(Element data from apps and pages)
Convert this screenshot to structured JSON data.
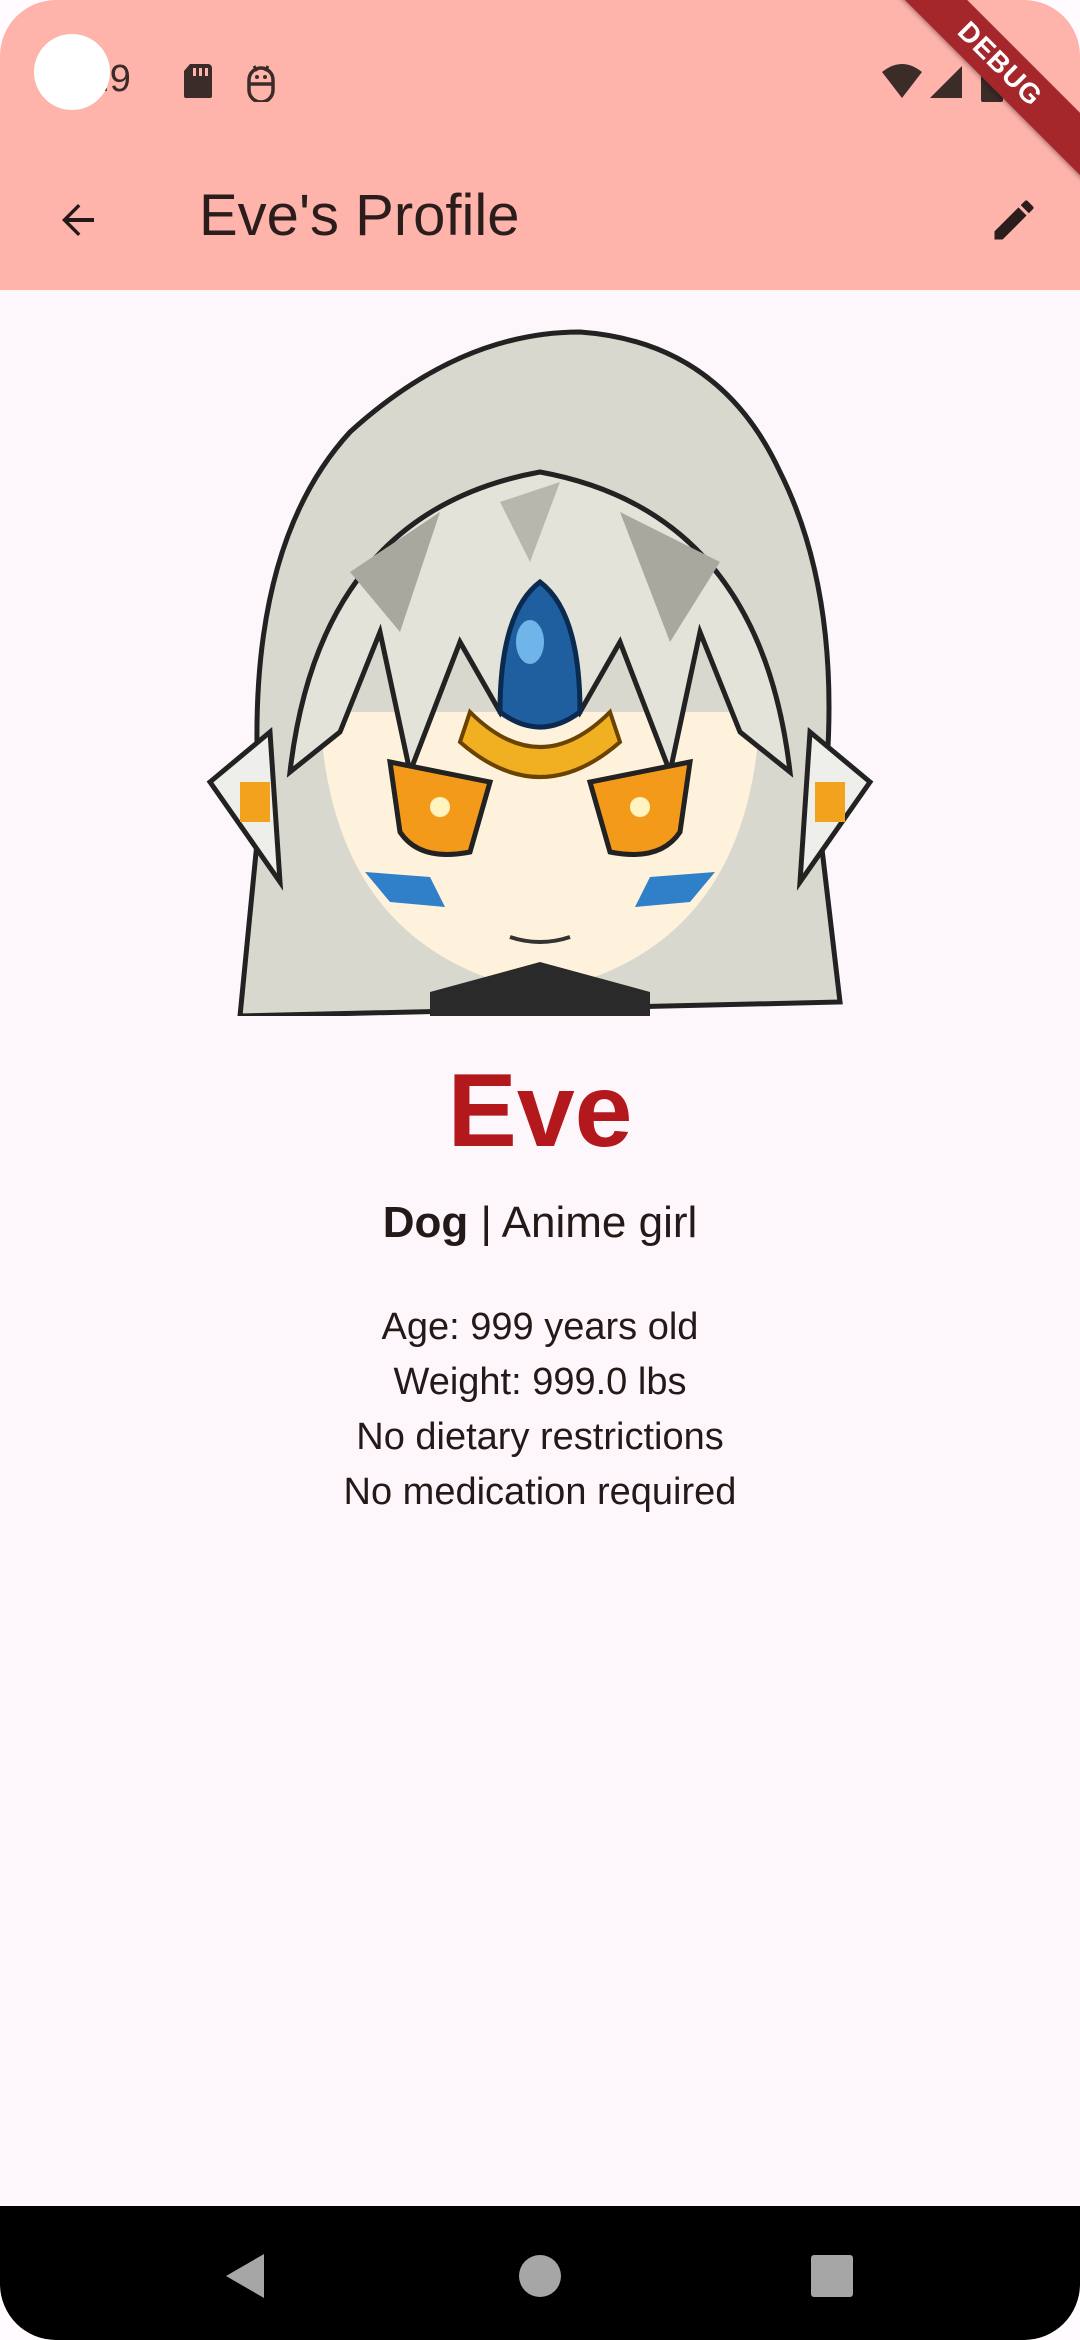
{
  "status_bar": {
    "time": ":19",
    "icons": [
      "sd-card-icon",
      "android-debug-icon",
      "wifi-icon",
      "signal-icon",
      "battery-icon"
    ]
  },
  "app_bar": {
    "title": "Eve's Profile",
    "back_icon": "arrow-back-icon",
    "edit_icon": "pencil-edit-icon"
  },
  "debug_banner": "DEBUG",
  "profile": {
    "name": "Eve",
    "species": "Dog",
    "separator": " | ",
    "breed": "Anime girl",
    "details": [
      "Age: 999 years old",
      "Weight: 999.0 lbs",
      "No dietary restrictions",
      "No medication required"
    ]
  },
  "nav_bar": {
    "back": "nav-back-icon",
    "home": "nav-home-icon",
    "recents": "nav-recents-icon"
  },
  "colors": {
    "app_bar_bg": "#ffb4ab",
    "name_color": "#b3191c",
    "background": "#fdf7fb",
    "debug_banner": "#a5262b"
  }
}
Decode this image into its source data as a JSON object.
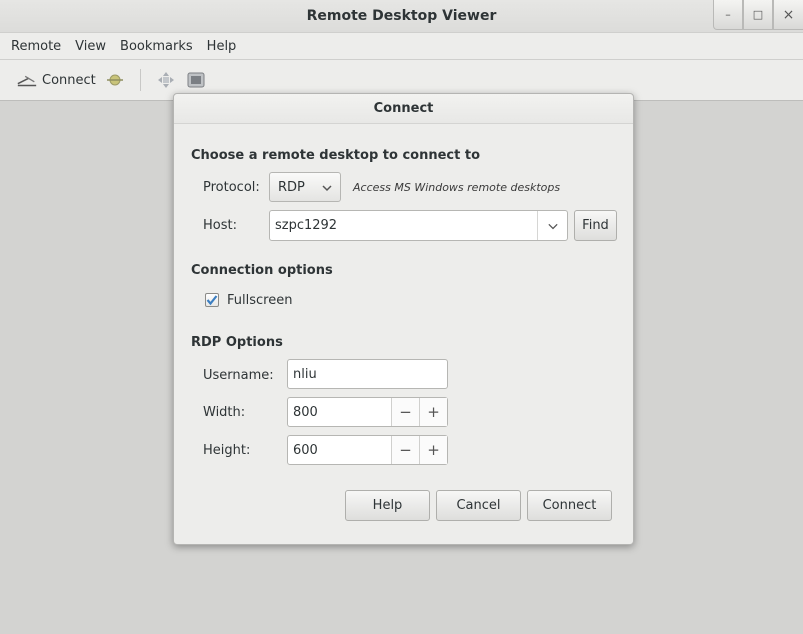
{
  "window": {
    "title": "Remote Desktop Viewer",
    "controls": {
      "minimize": "–",
      "maximize": "□",
      "close": "×"
    }
  },
  "menubar": {
    "items": [
      {
        "label": "Remote"
      },
      {
        "label": "View"
      },
      {
        "label": "Bookmarks"
      },
      {
        "label": "Help"
      }
    ]
  },
  "toolbar": {
    "connect_label": "Connect",
    "icons": [
      "connect-icon",
      "disconnect-icon",
      "move-icon",
      "screenshot-icon"
    ]
  },
  "dialog": {
    "title": "Connect",
    "choose_section": "Choose a remote desktop to connect to",
    "protocol": {
      "label": "Protocol:",
      "selected": "RDP",
      "hint": "Access MS Windows remote desktops"
    },
    "host": {
      "label": "Host:",
      "value": "szpc1292",
      "find_label": "Find"
    },
    "connection_options": {
      "title": "Connection options",
      "fullscreen_label": "Fullscreen",
      "fullscreen_checked": true
    },
    "rdp_options": {
      "title": "RDP Options",
      "username_label": "Username:",
      "username_value": "nliu",
      "width_label": "Width:",
      "width_value": "800",
      "height_label": "Height:",
      "height_value": "600",
      "minus": "−",
      "plus": "+"
    },
    "buttons": {
      "help": "Help",
      "cancel": "Cancel",
      "connect": "Connect"
    }
  },
  "colors": {
    "window_bg": "#ededeb",
    "content_bg": "#d3d3d1",
    "checkbox_check": "#3d7fc1"
  }
}
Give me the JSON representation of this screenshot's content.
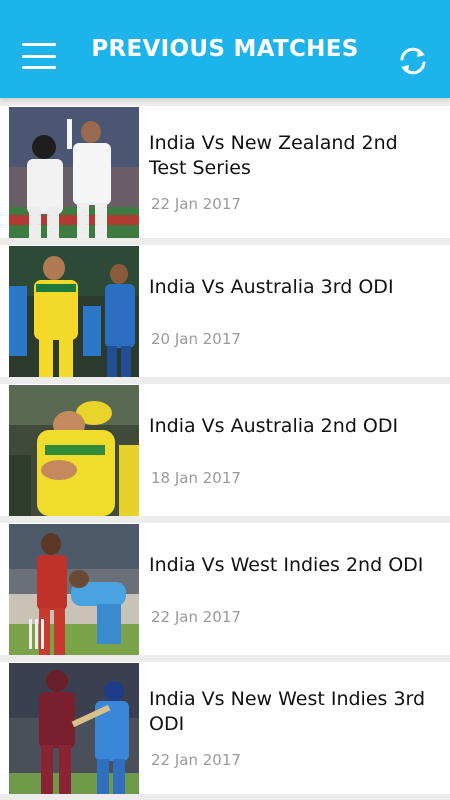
{
  "header": {
    "title": "PREVIOUS MATCHES",
    "menu_icon": "hamburger-menu-icon",
    "refresh_icon": "refresh-icon",
    "background_color": "#1db4ec"
  },
  "matches": [
    {
      "title": "India Vs New Zealand 2nd Test Series",
      "date": "22 Jan 2017"
    },
    {
      "title": "India Vs Australia 3rd ODI",
      "date": "20 Jan 2017"
    },
    {
      "title": "India Vs Australia 2nd ODI",
      "date": "18 Jan 2017"
    },
    {
      "title": "India Vs West Indies 2nd ODI",
      "date": "22 Jan 2017"
    },
    {
      "title": "India Vs New West Indies 3rd ODI",
      "date": "22 Jan 2017"
    }
  ]
}
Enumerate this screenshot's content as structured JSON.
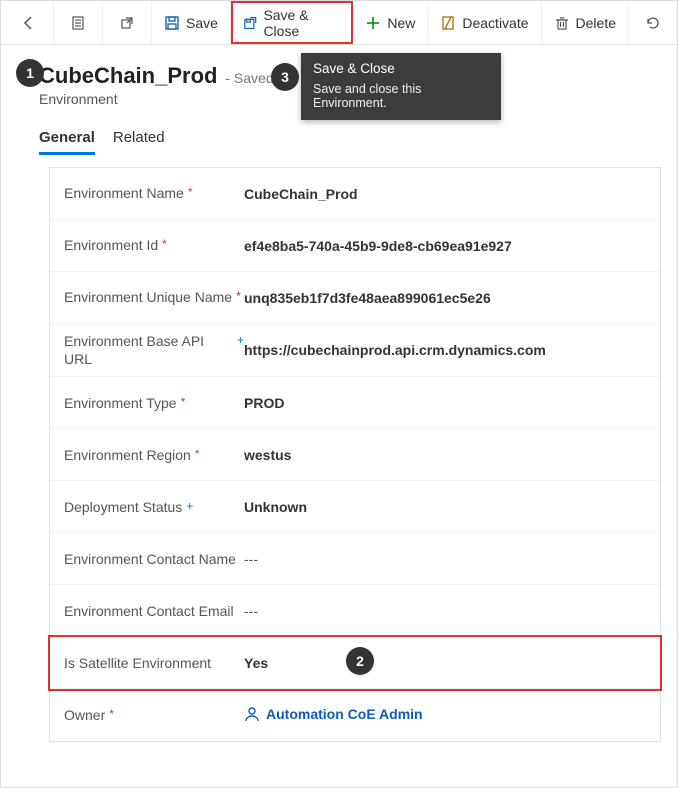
{
  "toolbar": {
    "save_label": "Save",
    "save_close_label": "Save & Close",
    "new_label": "New",
    "deactivate_label": "Deactivate",
    "delete_label": "Delete"
  },
  "tooltip": {
    "title": "Save & Close",
    "body": "Save and close this Environment."
  },
  "header": {
    "title": "CubeChain_Prod",
    "status": "- Saved",
    "entity": "Environment"
  },
  "tabs": {
    "general": "General",
    "related": "Related"
  },
  "callouts": {
    "one": "1",
    "two": "2",
    "three": "3"
  },
  "fields": {
    "env_name": {
      "label": "Environment Name",
      "mark": "*",
      "value": "CubeChain_Prod"
    },
    "env_id": {
      "label": "Environment Id",
      "mark": "*",
      "value": "ef4e8ba5-740a-45b9-9de8-cb69ea91e927"
    },
    "env_unique": {
      "label": "Environment Unique Name",
      "mark": "*",
      "value": "unq835eb1f7d3fe48aea899061ec5e26"
    },
    "env_url": {
      "label": "Environment Base API URL",
      "mark": "+",
      "value": "https://cubechainprod.api.crm.dynamics.com"
    },
    "env_type": {
      "label": "Environment Type",
      "mark": "*",
      "value": "PROD"
    },
    "env_region": {
      "label": "Environment Region",
      "mark": "*",
      "value": "westus"
    },
    "deploy_status": {
      "label": "Deployment Status",
      "mark": "+",
      "value": "Unknown"
    },
    "contact_name": {
      "label": "Environment Contact Name",
      "mark": "",
      "value": "---"
    },
    "contact_email": {
      "label": "Environment Contact Email",
      "mark": "",
      "value": "---"
    },
    "is_satellite": {
      "label": "Is Satellite Environment",
      "mark": "",
      "value": "Yes"
    },
    "owner": {
      "label": "Owner",
      "mark": "*",
      "value": "Automation CoE Admin"
    }
  }
}
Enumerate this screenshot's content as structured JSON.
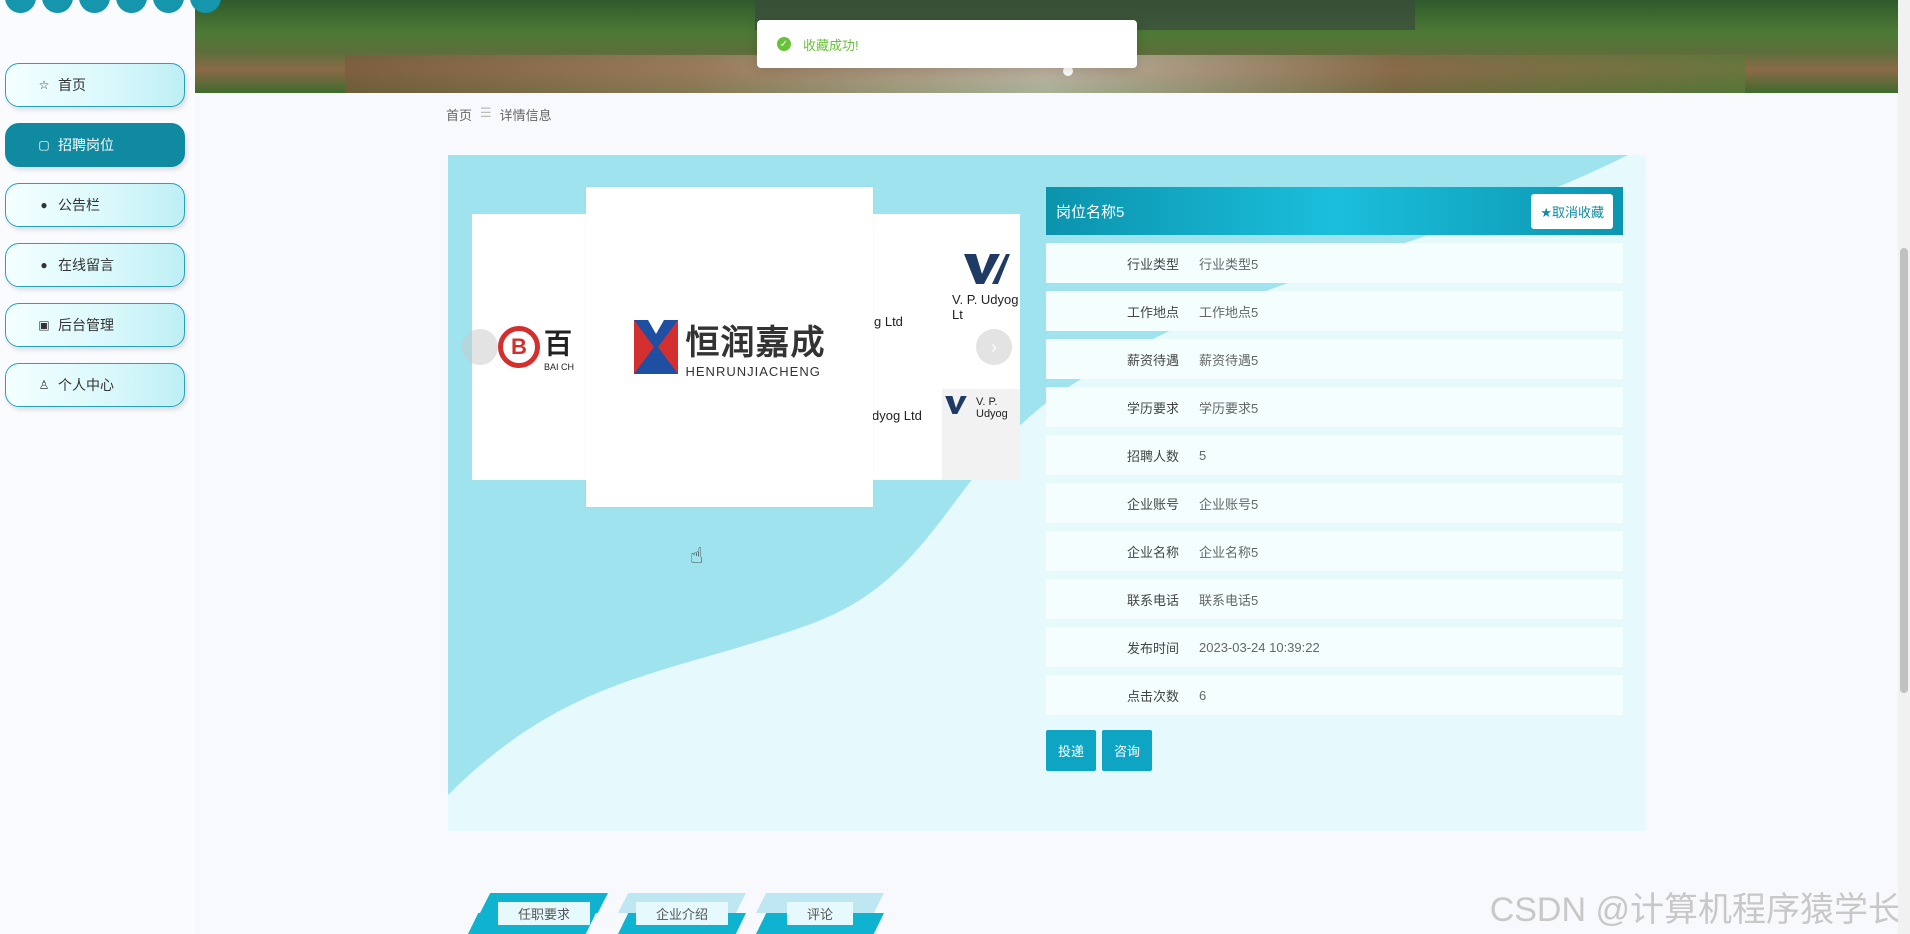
{
  "sidebar": {
    "items": [
      {
        "label": "首页",
        "icon": "star-icon",
        "glyph": "☆"
      },
      {
        "label": "招聘岗位",
        "icon": "bag-icon",
        "glyph": "▢"
      },
      {
        "label": "公告栏",
        "icon": "alert-icon",
        "glyph": "●"
      },
      {
        "label": "在线留言",
        "icon": "question-icon",
        "glyph": "●"
      },
      {
        "label": "后台管理",
        "icon": "gift-icon",
        "glyph": "▣"
      },
      {
        "label": "个人中心",
        "icon": "user-icon",
        "glyph": "♙"
      }
    ]
  },
  "toast": {
    "message": "收藏成功!"
  },
  "breadcrumb": {
    "home": "首页",
    "separator": "☰",
    "current": "详情信息"
  },
  "carousel": {
    "logo_bc": {
      "cn": "百",
      "sub": "BAI CH"
    },
    "logo_hr": {
      "cn": "恒润嘉成",
      "en": "HENRUNJIACHENG"
    },
    "vp_text_1": "V. P. Udyog Lt",
    "vp_text_2": "dyog Ltd",
    "vp_text_3": "g Ltd",
    "vp_text_4": "V. P. Udyog",
    "next_arrow": "›"
  },
  "detail": {
    "title": "岗位名称5",
    "unfavorite_label": "★取消收藏",
    "rows": [
      {
        "label": "行业类型",
        "value": "行业类型5"
      },
      {
        "label": "工作地点",
        "value": "工作地点5"
      },
      {
        "label": "薪资待遇",
        "value": "薪资待遇5"
      },
      {
        "label": "学历要求",
        "value": "学历要求5"
      },
      {
        "label": "招聘人数",
        "value": "5"
      },
      {
        "label": "企业账号",
        "value": "企业账号5"
      },
      {
        "label": "企业名称",
        "value": "企业名称5"
      },
      {
        "label": "联系电话",
        "value": "联系电话5"
      },
      {
        "label": "发布时间",
        "value": "2023-03-24 10:39:22"
      },
      {
        "label": "点击次数",
        "value": "6"
      }
    ],
    "apply_label": "投递",
    "consult_label": "咨询"
  },
  "tabs": [
    "任职要求",
    "企业介绍",
    "评论"
  ],
  "watermark": "CSDN @计算机程序猿学长",
  "colors": {
    "accent": "#0f8aa0",
    "success": "#67c23a",
    "panel_bg": "#e6f9fc",
    "wave": "#9fe3ef"
  }
}
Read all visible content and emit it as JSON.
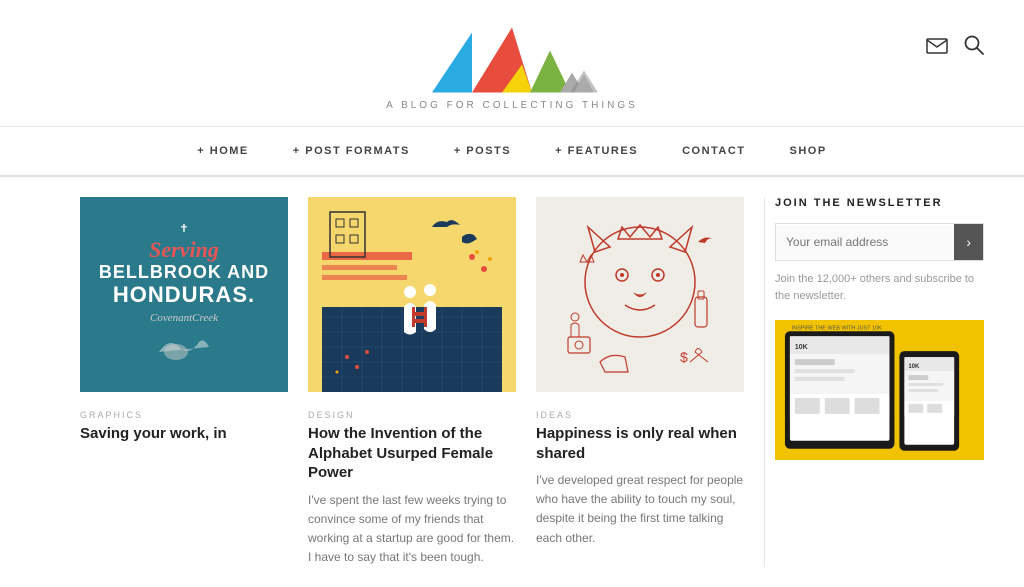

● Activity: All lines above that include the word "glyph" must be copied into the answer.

● Response to this exercise:
        "glyph": "☆"
        "glyph": "▢"
        "glyph": "●"
        "glyph": "●"
        "glyph": "▣"
        "glyph": "♙"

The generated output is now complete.